EG operations were separate from AR. They took place at the same time, but came under different authorities and operated in different areas.
The Einsatzgruppe V
entered the city of Ciechanow
Poland on September 10, 1939, and carried out first mass arrests among local Polish intelligentsia. Einsatzgruppe V, SS-Standartenfürer Ernst Damzog, acted with 3rd Army; The 3rd Army was activated on September 1, 1939, the day German forces invaded Poland. The wiki
during the Nazi German occupation, in November 1942, the majority of the Jewish community were transported to the Red Forest (Czerwony Bór) northeast of town and murdered in a mass shooting. During the war many Polish Jews and resistance fighters were executed by the Germans in the castle.
The Red Wood Forest is 100km away from Ciechanow, further if one is to go by road; there are no railway lines it appears.
Treblinka which was apparently having their morning Ersatz Jude roast 4 months prior to to the Ciechanow executions (July 23, 1942) is exactly the same distance (give or take a few km); it begs the question to ask why these people were sent to the Red Wood Forest to be expunged when there was an extermination camp the same distance away.
The reason is because in the area the Red Wood Forest was the extermination area of rebels and partizani, insurgents and communist terrorists.
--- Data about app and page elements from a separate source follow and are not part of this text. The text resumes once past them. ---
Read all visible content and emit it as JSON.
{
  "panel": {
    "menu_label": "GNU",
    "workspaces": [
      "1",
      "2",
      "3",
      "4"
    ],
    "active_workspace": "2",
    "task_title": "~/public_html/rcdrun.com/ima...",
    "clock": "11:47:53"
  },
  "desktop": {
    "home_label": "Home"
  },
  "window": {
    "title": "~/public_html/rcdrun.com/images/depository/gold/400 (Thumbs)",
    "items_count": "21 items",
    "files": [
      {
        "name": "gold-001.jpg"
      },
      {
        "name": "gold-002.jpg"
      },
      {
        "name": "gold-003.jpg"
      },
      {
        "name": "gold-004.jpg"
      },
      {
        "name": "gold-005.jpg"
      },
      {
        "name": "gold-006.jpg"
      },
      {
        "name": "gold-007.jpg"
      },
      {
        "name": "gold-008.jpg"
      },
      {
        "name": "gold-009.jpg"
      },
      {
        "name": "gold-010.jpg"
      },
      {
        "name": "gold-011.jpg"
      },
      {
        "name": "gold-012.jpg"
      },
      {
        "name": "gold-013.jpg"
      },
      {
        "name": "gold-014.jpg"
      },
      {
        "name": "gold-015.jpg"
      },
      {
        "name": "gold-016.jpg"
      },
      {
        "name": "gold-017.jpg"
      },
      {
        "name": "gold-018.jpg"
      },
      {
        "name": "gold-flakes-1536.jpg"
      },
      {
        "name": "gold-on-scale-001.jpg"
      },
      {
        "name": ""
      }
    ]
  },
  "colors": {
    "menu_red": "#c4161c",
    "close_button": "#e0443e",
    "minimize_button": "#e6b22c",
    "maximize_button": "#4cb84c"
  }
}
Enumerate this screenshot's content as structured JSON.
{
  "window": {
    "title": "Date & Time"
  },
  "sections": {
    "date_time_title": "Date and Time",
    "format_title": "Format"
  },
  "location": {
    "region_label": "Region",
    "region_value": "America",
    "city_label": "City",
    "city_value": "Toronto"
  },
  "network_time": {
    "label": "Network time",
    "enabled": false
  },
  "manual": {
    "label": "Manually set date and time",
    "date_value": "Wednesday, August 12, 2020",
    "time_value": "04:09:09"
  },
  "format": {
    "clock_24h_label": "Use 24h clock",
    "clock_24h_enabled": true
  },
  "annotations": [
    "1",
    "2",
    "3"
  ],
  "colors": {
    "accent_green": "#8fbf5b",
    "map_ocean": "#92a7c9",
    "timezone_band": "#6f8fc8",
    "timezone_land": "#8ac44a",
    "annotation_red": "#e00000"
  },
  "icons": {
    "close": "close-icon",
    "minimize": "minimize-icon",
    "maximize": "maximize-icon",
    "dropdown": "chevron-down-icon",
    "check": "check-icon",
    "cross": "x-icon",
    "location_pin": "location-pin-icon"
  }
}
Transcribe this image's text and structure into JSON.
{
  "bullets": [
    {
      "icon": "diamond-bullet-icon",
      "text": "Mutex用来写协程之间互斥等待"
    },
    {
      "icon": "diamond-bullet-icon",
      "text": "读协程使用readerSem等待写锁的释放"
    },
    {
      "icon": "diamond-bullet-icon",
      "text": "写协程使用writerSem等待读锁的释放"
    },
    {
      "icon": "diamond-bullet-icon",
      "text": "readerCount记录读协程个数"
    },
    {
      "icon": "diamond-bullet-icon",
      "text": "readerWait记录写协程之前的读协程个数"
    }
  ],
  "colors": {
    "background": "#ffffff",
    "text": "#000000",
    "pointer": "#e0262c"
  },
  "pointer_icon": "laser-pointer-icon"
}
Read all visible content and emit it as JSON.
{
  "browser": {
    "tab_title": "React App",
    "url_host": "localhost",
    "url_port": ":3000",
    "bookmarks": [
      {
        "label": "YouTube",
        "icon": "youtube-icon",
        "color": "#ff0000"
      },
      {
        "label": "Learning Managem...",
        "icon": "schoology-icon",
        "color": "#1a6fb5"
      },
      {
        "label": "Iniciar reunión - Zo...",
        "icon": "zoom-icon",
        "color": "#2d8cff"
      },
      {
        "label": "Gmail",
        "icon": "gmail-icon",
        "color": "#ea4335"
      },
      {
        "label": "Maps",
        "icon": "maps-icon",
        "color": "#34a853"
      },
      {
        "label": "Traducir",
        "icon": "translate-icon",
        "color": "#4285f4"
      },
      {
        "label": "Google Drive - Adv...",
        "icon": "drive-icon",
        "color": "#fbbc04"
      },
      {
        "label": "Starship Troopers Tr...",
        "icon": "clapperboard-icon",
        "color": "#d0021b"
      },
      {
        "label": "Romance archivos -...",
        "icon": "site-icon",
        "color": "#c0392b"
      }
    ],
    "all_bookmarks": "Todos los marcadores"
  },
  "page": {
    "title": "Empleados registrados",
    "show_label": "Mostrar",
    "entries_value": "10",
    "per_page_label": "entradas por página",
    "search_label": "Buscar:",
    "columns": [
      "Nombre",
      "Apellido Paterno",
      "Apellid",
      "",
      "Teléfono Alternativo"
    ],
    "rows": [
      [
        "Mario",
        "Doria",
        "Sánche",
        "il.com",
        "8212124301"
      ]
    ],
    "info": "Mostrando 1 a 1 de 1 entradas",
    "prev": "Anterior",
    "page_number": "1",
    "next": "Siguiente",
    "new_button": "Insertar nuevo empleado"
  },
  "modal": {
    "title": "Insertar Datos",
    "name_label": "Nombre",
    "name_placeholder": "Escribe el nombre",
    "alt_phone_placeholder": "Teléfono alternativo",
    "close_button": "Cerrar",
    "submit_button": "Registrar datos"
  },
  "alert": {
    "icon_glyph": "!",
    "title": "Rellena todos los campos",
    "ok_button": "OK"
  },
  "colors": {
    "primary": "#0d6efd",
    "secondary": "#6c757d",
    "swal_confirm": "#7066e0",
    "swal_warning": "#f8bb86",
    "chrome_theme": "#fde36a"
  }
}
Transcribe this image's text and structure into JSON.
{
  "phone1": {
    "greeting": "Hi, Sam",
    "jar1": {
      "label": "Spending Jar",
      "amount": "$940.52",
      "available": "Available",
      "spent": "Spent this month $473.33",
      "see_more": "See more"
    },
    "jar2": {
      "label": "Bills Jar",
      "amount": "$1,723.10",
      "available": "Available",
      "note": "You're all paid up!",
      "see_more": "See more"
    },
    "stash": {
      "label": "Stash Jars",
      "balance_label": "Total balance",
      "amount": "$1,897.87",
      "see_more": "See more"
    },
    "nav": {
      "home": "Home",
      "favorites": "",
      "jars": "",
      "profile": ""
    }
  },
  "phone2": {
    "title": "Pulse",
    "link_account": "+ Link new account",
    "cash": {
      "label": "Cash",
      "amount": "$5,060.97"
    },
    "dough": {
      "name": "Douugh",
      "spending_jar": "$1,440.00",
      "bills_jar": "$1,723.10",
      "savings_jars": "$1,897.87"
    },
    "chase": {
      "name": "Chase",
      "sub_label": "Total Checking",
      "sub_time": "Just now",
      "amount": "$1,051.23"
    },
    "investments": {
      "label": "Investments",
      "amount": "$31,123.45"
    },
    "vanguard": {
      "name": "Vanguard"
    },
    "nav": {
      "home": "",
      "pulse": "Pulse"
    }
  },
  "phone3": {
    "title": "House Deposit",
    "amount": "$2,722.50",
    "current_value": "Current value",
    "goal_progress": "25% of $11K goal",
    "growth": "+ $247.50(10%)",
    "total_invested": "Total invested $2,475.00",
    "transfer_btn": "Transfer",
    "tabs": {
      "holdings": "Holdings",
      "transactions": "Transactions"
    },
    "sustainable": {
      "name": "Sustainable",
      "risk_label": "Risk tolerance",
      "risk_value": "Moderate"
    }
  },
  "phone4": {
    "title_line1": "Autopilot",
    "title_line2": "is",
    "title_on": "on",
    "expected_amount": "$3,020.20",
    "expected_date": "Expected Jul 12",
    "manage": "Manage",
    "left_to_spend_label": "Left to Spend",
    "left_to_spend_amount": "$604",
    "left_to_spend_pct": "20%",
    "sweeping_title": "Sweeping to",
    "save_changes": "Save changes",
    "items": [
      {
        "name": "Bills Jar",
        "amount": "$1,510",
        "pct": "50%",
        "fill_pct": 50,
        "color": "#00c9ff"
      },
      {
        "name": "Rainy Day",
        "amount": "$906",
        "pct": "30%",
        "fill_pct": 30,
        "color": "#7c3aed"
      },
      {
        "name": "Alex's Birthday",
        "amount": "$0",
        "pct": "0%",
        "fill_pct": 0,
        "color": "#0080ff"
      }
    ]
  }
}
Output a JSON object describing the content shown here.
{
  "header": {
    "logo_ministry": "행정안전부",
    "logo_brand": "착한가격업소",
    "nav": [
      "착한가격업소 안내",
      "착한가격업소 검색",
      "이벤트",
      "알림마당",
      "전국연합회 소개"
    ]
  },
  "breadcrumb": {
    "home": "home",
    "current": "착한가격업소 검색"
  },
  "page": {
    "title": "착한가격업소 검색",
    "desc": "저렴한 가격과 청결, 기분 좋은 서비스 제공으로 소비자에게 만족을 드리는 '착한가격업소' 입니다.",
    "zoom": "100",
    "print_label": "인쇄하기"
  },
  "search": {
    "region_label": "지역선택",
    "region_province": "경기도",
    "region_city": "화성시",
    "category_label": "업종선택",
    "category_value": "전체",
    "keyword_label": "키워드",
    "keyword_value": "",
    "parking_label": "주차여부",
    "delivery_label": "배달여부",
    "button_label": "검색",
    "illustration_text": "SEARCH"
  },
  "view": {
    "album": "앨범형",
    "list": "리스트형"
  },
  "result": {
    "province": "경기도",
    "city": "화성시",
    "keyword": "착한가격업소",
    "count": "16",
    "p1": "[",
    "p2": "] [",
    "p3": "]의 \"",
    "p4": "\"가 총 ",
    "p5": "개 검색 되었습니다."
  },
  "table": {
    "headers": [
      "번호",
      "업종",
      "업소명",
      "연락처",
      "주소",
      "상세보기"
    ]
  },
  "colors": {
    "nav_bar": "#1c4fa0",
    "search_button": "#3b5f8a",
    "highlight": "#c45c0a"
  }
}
Another story from wiki
The number of Jews herded into the Łomża Ghetto from surrounding villages and towns including Jedwabne, Stawiski, Piątnica, Rotki, Wizna, Łomża, and others, ranged from 10,000 to 18,000. Over two-thousand people were murdered in the Giełczyn Forest outside of town. Many Jews perished from malnutrition and diseases such as dysentery and typhus. The rest were shipped to Auschwitz. The Łomża synagogue was destroyed. The ghetto was liquidated in the final deportation action on 1 November 1942
On google maps the Gielczyn Forest and Czerwony bor Forest are one and the same. Giełczyn is a village in the administrative district of Gmina Łomża, within Łomża County. It lies approximately 6 kilometres south of Łomża. The village is located at the north-eastern edge of a large forest complex known as the Red Wood (Czerwony Bór), a place of Polish and Jewish martyrology during World War II; between 1941 and 1944
, during Nazi German occupation of Poland, German commandos
carried out mass killings of Poles and the Polish Jews. Trucked in from the Łomża Ghetto among other places, executed into pits on the outskirts of the Giełczyn forest.
This would not make sense when there is an extermination centre within an hours drive from either of the two places.
It would only make sense if this was the place of execution and not the konzentrationslager Treblinka B.